**TRY IT:** Find every line in the records below that holds the word "title" and copy it.

**DATASET ENTRIES:**
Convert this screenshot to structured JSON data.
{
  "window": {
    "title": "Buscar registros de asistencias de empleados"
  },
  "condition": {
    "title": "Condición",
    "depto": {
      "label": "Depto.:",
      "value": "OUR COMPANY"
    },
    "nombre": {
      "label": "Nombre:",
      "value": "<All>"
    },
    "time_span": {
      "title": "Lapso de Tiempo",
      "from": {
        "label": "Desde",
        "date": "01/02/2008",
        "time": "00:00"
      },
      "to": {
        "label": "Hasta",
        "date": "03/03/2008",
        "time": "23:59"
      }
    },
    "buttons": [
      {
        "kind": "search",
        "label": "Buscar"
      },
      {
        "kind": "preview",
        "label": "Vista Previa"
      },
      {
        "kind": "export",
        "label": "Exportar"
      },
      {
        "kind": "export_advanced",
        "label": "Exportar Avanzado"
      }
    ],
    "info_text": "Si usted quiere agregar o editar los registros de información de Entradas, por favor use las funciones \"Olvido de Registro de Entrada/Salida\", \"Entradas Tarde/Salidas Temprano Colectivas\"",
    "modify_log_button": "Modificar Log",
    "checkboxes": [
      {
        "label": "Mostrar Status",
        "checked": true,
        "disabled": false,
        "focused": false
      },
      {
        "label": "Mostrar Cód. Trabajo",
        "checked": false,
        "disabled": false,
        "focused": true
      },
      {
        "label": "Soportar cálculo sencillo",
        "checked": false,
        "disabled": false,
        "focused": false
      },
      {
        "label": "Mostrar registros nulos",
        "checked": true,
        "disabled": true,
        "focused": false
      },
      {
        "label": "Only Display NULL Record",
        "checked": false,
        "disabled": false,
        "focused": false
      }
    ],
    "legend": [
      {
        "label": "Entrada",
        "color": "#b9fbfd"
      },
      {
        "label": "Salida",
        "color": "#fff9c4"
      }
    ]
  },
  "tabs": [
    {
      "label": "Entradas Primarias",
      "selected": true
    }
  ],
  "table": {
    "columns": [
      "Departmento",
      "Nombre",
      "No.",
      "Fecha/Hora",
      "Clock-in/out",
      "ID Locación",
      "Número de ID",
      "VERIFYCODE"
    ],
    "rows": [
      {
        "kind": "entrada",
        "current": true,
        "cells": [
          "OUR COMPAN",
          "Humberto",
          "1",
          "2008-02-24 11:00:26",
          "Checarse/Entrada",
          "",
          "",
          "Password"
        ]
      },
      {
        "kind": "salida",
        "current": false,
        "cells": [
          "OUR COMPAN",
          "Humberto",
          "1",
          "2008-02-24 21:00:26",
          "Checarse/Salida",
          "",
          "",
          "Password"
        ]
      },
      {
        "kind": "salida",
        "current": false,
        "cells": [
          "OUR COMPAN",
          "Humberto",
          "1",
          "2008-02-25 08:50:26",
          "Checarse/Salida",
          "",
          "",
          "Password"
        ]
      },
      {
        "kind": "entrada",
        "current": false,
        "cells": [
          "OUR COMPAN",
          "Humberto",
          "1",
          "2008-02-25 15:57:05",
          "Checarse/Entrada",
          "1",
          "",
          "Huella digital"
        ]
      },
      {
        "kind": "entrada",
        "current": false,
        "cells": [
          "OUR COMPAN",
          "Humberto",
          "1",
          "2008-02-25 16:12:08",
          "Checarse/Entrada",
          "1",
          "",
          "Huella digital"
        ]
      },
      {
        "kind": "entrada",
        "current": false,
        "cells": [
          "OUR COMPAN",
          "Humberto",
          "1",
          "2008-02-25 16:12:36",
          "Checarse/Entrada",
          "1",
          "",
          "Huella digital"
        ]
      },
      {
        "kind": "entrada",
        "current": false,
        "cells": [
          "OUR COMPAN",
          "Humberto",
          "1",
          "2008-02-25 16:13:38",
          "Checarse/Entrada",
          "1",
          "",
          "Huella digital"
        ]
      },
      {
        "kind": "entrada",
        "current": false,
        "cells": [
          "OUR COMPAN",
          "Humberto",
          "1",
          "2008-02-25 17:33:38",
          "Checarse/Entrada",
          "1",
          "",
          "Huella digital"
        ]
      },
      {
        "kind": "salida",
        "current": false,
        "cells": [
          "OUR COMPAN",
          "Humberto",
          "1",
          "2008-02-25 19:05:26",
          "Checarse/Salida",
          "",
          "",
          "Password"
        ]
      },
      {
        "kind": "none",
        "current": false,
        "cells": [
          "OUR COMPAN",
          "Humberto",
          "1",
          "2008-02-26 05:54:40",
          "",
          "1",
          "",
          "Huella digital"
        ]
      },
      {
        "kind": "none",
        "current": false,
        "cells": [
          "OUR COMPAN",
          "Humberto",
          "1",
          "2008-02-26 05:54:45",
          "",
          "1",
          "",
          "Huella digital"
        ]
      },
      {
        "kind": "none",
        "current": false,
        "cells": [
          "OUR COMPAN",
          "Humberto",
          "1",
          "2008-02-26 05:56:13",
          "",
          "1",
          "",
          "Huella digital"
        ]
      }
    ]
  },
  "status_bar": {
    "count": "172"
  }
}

**ANSWER TO THE EXERCISE:**
    "title": "Buscar registros de asistencias de empleados"
    "title": "Condición",
      "title": "Lapso de Tiempo",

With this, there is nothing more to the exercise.